So much for the first recipe from a cookbook on Israel! Of course, the Russian beet salad has none of the date syrup, za’atar, or red chili that Ottolenghi uses. But the unmistakable sweetness of baked beetroot combined with the richness of creamy mellow yogurt is what the recipe is truly all about and what transported me right back home, to a Soviet-style canteen.
I am standing in front of a self-serving counter studded with plates upon plates with salads and zakuski (appetizers). You can open the glass cabinet and reach for any plate that looks attractive. Looks at you, so to say. Sometimes it’s the heavier meat-and-potato kind of salad, like olivier, that looks at me. Other times, it’s the fancy crab and corn salad, which really only sounds fancy — it’s imitation crab we are talking about. And then, every so often, something simple, like a beet salad with walnuts, will catch my eye.
It’s creamy and rich and crunchy and spicy, but above all — pleasantly sweet, like a morning kiss. The Russian beet salad is not a strong contender among its mayo-filled cousins. The plates with olivier “fly out like hot pies”, as I’d say in Russian, while the servings of beet salad are patiently waiting for those, like me, who prefer beetroot to hummus, lamb, and pine nuts.
A Few Tips on Making Russian Beet Salad
Choose firm beets for your salad (or for any of your beetroot needs, really), scrub them well and cook, unpeeled, until you can insert a knife without any resistance. I prefer baking the beets, but you can boil them too.
The traditional way is to grate the beets on the large holes of a box grater, but if you don’t want your countertop to look like a murder scene, use a food processor. The texture won’t be quite the same, but the salad will still be delicious. Just be careful not to blend the beets into puree.
I use homemade tvorog (Russian-style cottage cheese) in this recipe. You can learn how to make it here — well worth the time and very little effort it requires! But if spending 3 days making cottage cheese is not something you feel like right now, just substitute ricotta for tvorog. I don’t recommend store-bought tvorog for this recipe as it is usually much dryer and crumblier than the home-made one. And its purpose here is to bind the ingredients together.

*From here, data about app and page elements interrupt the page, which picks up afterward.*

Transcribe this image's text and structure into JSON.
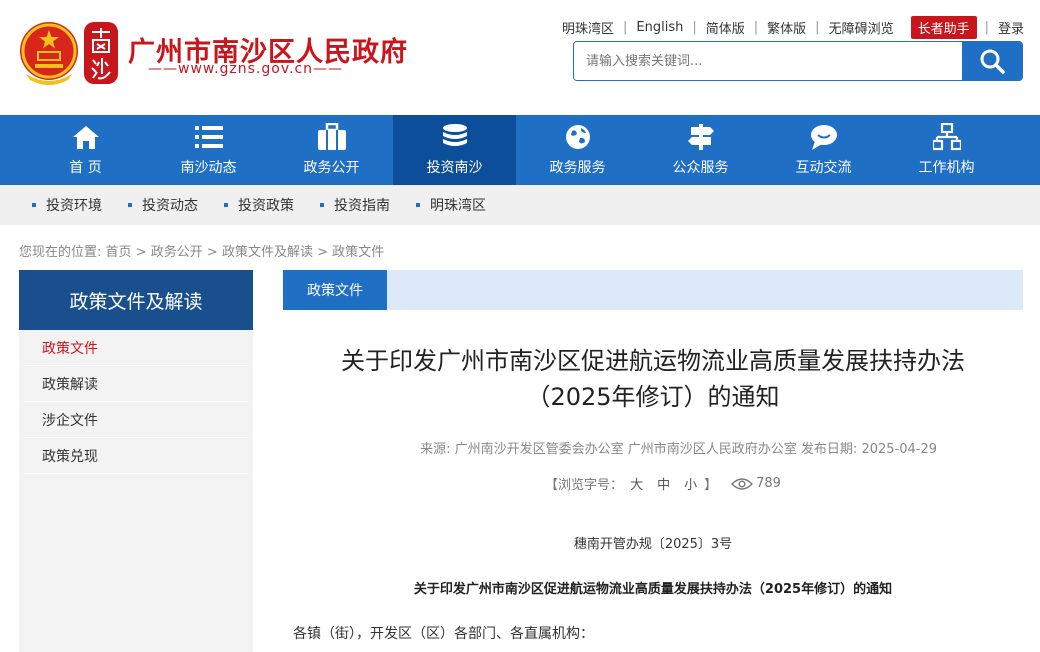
{
  "header": {
    "title": "广州市南沙区人民政府",
    "url": "——www.gzns.gov.cn——",
    "seal_text": "南沙",
    "brand_color": "#c8161d"
  },
  "toplinks": [
    "明珠湾区",
    "English",
    "简体版",
    "繁体版",
    "无障碍浏览"
  ],
  "elder_label": "长者助手",
  "login_label": "登录",
  "search": {
    "placeholder": "请输入搜索关键词...",
    "icon": "search-icon"
  },
  "nav": [
    {
      "label": "首 页",
      "icon": "home-icon"
    },
    {
      "label": "南沙动态",
      "icon": "list-icon"
    },
    {
      "label": "政务公开",
      "icon": "briefcase-icon"
    },
    {
      "label": "投资南沙",
      "icon": "coins-icon",
      "active": true
    },
    {
      "label": "政务服务",
      "icon": "globe-icon"
    },
    {
      "label": "公众服务",
      "icon": "signpost-icon"
    },
    {
      "label": "互动交流",
      "icon": "chat-icon"
    },
    {
      "label": "工作机构",
      "icon": "org-chart-icon"
    }
  ],
  "subnav": [
    "投资环境",
    "投资动态",
    "投资政策",
    "投资指南",
    "明珠湾区"
  ],
  "breadcrumb": {
    "prefix": "您现在的位置:",
    "items": [
      "首页",
      "政务公开",
      "政策文件及解读",
      "政策文件"
    ],
    "separator": ">"
  },
  "sidebar": {
    "title": "政策文件及解读",
    "items": [
      "政策文件",
      "政策解读",
      "涉企文件",
      "政策兑现"
    ]
  },
  "tab": {
    "label": "政策文件"
  },
  "doc": {
    "title_line1": "关于印发广州市南沙区促进航运物流业高质量发展扶持办法",
    "title_line2": "（2025年修订）的通知",
    "meta": "来源:  广州南沙开发区管委会办公室 广州市南沙区人民政府办公室   发布日期:  2025-04-29",
    "fontsize_label": "【浏览字号：",
    "size_large": "大",
    "size_medium": "中",
    "size_small": "小",
    "fontsize_end": "】",
    "views": "789",
    "doc_no": "穗南开管办规〔2025〕3号",
    "subtitle": "关于印发广州市南沙区促进航运物流业高质量发展扶持办法（2025年修订）的通知",
    "salutation": "各镇（街），开发区（区）各部门、各直属机构："
  },
  "colors": {
    "nav_blue": "#1f6fc5",
    "nav_active": "#0d4e9a",
    "sidebar_head": "#1a4f8d",
    "accent_red": "#c8161d"
  }
}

- 3 medium beets (500 grams/1 pound)
- 1/2 cup (100 grams/3.5 ounces) tvorog (Russian-style cottage cheese) or ricotta
- 1/3 cup (30 grams/1 ounce) walnuts, chopped
- 1/4 cup (30 grams/1 ounce) raisins, soaked in strong black tea for 15 minutes
- 2 small garlic cloves, peeled and grated
- 1 tablespoon sour cream
- 1 tablespoon olive oil
- 1 teaspoon honey
- 1/4 teaspoon salt
- 1 spring onion, chopped (for decoration)
Preheat the oven to 220°C (425°F). Scrub the beets well and place them, unpeeled, on a baking tray. Stick the tray in the oven for about 1 hour or until you can insert a knife into a beet easily. Take the beets out of the oven and let them cool. When they are cool enough to touch, peel them.
Grate the beets on the large holes of a grater. Alternatively, pulse the beets in a food processor until you get small pieces. Be careful not to blitz them into puree. Transfer to a bowl.
Add all the other ingredients (reserving 1 tablespoon of walnuts for decoration) and mix together. Put spring onions and reserved walnuts on top and serve.
Amount Per Serving: Calories: 167Total Fat: 11gSaturated Fat: 3gTrans Fat: 0gUnsaturated Fat: 7gCholesterol: 14mgSodium: 357mgCarbohydrates: 14gFiber: 2gSugar: 9gProtein: 5g